“I know you probably played some shortstop,” the coach said. “You were a multi-sport athlete, right? Well, throw the ball like a shortstop.”

Standing back of the mound, Rowland made a fielding motion and threw across the diamond. “I picked up the ball and let ’er rip,” Rowland said. “And the ball came out hot. You know, with some zing to it. Everyone stopped and looked, like, ‘Where did that come from?’ ”

“OK, now just do that off of a hill,” Stottlemyre said.

Rowland spent a frustrating two weeks throwing in the bullpen and watching film, with no game action. When he returned to the field, he pitched about 10 innings and gave up just one run.

“Instead of throwing a straight ball at 93, 94 (mph), you try for a little sink at 89 to 91,” Rowland said. “I developed more groundballs. It makes it so much easier, just letting the ball do its thing. If you watch guys like Roy Halladay or Derek Lowe or Tim Hudson, they’ve got those late two inches of movement.”

Rowland returned to Cloverdale for several months, but never stopped working. During the previous winter, a particularly wet season, he had frequently thrown inside the Redwood Empire sawmill. This winter, he was able to throw outside — and yes, he got his dad to catch for him.

“The old man still straps it on,” Rowland said. “He’s had a few broken thumbs, a broken ankle, but he’s still out there.”

Rowland reported to spring training with other Diamondbacks rookies on Feb. 25, but he was feeling crummy. Perplexed for several weeks, he was finally diagnosed with mononucleosis. An established veteran probably would have shut it down for a while. Rowland had no such luxury. He pitched through it.

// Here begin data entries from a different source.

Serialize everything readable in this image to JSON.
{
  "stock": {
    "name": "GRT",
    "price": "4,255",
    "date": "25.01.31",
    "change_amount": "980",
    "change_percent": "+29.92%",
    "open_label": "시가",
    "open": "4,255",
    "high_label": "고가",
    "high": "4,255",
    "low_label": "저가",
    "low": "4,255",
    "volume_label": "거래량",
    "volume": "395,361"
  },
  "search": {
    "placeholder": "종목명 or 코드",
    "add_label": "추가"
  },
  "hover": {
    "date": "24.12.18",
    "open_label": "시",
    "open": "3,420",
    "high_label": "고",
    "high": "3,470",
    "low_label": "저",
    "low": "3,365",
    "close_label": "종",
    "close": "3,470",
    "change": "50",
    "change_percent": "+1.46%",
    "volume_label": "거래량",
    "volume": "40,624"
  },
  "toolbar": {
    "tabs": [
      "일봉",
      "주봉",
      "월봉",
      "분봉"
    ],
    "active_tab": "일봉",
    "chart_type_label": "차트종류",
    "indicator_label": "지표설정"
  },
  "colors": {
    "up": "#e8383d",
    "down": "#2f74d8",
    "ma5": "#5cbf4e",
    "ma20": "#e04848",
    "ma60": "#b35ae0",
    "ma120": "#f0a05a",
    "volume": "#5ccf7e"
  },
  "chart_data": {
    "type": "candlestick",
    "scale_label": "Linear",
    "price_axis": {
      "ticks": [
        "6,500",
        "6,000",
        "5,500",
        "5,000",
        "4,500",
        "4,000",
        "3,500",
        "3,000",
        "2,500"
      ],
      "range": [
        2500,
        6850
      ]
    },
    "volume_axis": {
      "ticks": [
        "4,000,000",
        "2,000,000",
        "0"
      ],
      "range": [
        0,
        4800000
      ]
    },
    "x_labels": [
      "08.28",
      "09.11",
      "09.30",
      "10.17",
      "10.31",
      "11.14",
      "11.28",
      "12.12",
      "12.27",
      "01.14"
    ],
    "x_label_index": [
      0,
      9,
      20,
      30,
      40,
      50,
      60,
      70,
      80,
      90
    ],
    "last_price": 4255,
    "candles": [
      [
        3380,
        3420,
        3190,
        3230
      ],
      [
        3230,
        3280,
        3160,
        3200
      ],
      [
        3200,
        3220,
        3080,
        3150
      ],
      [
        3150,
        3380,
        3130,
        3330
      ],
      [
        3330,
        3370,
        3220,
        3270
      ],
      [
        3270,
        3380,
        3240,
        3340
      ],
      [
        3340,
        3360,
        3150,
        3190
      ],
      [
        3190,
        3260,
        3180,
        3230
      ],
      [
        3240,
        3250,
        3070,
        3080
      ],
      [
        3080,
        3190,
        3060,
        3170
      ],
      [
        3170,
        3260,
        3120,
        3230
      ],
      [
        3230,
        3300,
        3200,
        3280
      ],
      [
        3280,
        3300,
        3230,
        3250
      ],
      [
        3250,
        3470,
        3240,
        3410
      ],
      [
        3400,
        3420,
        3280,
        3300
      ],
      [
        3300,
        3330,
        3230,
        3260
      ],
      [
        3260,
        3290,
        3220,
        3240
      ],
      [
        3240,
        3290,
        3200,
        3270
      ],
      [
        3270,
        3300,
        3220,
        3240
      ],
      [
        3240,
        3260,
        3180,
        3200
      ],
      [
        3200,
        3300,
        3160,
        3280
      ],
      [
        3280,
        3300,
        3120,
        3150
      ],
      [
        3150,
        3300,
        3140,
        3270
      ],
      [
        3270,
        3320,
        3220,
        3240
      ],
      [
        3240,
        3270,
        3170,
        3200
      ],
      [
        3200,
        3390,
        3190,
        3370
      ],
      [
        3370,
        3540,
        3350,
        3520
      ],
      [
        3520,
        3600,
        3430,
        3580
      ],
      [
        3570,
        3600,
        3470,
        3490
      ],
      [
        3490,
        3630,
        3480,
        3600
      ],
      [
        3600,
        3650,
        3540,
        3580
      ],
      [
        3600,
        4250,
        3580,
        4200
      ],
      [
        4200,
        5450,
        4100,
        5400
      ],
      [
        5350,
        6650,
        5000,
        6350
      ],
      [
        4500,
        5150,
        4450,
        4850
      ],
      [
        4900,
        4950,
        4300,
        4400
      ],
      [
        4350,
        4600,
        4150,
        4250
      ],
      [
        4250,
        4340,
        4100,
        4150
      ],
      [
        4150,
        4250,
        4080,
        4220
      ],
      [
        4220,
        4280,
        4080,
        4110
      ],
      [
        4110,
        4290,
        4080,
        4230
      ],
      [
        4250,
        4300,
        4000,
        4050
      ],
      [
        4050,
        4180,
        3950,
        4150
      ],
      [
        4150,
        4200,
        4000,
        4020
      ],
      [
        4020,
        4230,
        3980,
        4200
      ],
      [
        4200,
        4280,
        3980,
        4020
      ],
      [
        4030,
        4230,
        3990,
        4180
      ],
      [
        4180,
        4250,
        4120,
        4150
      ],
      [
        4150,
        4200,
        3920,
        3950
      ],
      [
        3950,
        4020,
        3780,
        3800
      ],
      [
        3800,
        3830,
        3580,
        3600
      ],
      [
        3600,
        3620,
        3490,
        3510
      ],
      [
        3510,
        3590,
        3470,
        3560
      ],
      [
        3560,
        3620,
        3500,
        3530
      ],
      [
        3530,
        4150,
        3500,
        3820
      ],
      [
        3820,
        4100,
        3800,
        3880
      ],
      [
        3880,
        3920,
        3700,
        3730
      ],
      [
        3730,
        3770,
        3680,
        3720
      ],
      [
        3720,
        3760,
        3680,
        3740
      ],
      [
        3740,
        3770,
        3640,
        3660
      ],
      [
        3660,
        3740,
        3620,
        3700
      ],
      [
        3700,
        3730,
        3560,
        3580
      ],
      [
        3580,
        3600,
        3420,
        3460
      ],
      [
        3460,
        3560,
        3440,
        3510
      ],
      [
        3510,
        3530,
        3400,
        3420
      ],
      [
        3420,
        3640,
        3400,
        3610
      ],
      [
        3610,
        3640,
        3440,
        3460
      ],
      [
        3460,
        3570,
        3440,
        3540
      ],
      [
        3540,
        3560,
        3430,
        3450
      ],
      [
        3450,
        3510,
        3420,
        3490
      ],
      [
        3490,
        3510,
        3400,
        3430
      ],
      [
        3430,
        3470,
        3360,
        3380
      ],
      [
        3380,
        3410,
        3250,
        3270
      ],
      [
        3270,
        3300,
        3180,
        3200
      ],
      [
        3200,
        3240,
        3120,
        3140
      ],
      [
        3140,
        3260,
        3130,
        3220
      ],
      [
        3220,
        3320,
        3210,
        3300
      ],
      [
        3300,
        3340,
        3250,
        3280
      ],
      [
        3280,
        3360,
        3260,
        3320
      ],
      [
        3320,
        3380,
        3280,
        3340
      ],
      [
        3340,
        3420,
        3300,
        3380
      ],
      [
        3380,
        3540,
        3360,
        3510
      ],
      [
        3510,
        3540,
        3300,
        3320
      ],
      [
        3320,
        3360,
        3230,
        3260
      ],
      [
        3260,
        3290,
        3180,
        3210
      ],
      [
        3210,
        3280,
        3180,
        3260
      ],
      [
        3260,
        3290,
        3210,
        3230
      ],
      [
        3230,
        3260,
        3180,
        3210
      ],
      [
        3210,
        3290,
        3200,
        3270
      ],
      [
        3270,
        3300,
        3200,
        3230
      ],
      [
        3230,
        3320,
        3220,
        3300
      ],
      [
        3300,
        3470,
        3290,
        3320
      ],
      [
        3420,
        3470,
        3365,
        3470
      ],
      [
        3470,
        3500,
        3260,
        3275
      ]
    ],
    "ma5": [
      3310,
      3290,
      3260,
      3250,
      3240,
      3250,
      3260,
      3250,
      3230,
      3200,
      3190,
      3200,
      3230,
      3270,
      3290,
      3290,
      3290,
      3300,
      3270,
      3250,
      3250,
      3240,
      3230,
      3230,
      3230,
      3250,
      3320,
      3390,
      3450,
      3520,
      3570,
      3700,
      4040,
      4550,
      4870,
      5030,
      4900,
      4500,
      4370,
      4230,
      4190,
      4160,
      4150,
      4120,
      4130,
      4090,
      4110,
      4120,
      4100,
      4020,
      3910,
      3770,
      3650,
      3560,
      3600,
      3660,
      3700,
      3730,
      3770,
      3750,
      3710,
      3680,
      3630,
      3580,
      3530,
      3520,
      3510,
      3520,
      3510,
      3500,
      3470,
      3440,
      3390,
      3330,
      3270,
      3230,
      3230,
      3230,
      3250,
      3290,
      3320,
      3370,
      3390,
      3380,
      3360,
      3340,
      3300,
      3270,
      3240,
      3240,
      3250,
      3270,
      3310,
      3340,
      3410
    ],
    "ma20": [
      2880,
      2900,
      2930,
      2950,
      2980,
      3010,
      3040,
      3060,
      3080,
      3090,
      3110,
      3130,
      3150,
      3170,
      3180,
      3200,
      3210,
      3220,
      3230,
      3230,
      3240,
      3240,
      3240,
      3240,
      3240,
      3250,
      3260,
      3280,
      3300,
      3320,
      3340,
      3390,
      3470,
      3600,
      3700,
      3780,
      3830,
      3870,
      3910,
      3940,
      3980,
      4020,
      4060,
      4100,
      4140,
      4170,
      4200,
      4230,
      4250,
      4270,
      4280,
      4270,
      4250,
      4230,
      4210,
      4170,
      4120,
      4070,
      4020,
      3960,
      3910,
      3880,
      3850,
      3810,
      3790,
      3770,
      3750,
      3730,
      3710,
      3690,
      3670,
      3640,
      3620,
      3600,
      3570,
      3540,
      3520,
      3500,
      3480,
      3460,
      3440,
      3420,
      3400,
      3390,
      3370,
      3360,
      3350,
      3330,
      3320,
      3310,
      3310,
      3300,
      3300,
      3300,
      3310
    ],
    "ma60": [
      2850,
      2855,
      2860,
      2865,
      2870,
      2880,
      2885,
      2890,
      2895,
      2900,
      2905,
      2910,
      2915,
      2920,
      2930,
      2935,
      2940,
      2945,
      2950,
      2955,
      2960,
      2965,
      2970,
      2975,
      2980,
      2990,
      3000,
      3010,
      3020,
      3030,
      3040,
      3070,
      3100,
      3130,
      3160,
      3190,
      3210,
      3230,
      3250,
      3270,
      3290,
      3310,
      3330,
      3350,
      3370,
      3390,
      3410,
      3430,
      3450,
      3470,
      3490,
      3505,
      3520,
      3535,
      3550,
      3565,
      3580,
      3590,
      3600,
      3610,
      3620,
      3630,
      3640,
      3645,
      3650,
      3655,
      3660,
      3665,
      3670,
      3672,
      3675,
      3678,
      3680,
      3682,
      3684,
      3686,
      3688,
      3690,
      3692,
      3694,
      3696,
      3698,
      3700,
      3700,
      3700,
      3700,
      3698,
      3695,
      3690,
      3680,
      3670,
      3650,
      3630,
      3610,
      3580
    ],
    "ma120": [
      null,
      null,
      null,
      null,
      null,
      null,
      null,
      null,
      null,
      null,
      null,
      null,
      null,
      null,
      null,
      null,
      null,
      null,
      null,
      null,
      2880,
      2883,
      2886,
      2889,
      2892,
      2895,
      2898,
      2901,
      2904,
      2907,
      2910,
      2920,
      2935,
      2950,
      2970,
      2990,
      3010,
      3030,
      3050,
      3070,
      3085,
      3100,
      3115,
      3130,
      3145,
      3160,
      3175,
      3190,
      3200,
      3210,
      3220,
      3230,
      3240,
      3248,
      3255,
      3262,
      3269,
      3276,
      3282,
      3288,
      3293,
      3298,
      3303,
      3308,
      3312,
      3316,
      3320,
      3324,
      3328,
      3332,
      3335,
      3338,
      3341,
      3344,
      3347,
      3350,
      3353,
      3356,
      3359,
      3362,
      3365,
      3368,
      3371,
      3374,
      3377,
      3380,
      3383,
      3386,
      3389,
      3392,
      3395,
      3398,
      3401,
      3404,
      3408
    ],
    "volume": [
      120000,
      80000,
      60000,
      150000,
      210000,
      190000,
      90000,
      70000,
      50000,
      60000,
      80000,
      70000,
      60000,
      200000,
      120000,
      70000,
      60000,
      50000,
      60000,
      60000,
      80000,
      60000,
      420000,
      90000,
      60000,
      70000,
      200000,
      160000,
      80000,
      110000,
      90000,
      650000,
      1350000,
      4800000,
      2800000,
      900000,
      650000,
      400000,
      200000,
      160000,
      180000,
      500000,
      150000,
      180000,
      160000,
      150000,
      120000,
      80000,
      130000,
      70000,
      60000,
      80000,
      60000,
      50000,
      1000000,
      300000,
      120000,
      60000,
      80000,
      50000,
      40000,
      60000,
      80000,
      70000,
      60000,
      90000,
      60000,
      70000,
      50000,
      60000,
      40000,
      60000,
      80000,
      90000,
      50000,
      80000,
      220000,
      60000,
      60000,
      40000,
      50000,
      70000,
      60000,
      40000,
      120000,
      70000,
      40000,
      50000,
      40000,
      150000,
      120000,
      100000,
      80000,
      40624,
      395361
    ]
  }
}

“The other day, my dad was asking me how I felt after I threw a bullpen session,” Rowland said. “I told him, ‘Honestly? I don’t know what my 100 percent feels like anymore.’ But I can’t feel sorry for myself. You have to put yourself in a position to succeed.”

Sure enough, Rowland’s first live action of the spring was encouraging. He pitched two innings without allowing a hit or run against minor-league talent on Tuesday. (If you want to follow his progress on Twitter, he's @robbyrow_12.)

Rowland’s path remains unclear. Last year, the Diamondbacks asked him to stick around for extended spring training. He’s not sure whether that will happen again this year, or if he will end up back at Missoula. He just knows he’s ready to put 2011 behind him.

“It sure tested me,” Rowland said. “But I’m still breathing, I’m still putting on my uniform every day. I’m growing, as an adult and as a baseball player. I’m always learning something. And hopefully, Lord willing, things will work out and I won’t have another year like that.”

And that’s the beauty of baseball. Spring always brings a fresh start and a chance at reinvention.

You can reach Staff Writer Phil Barber at 521-5263 or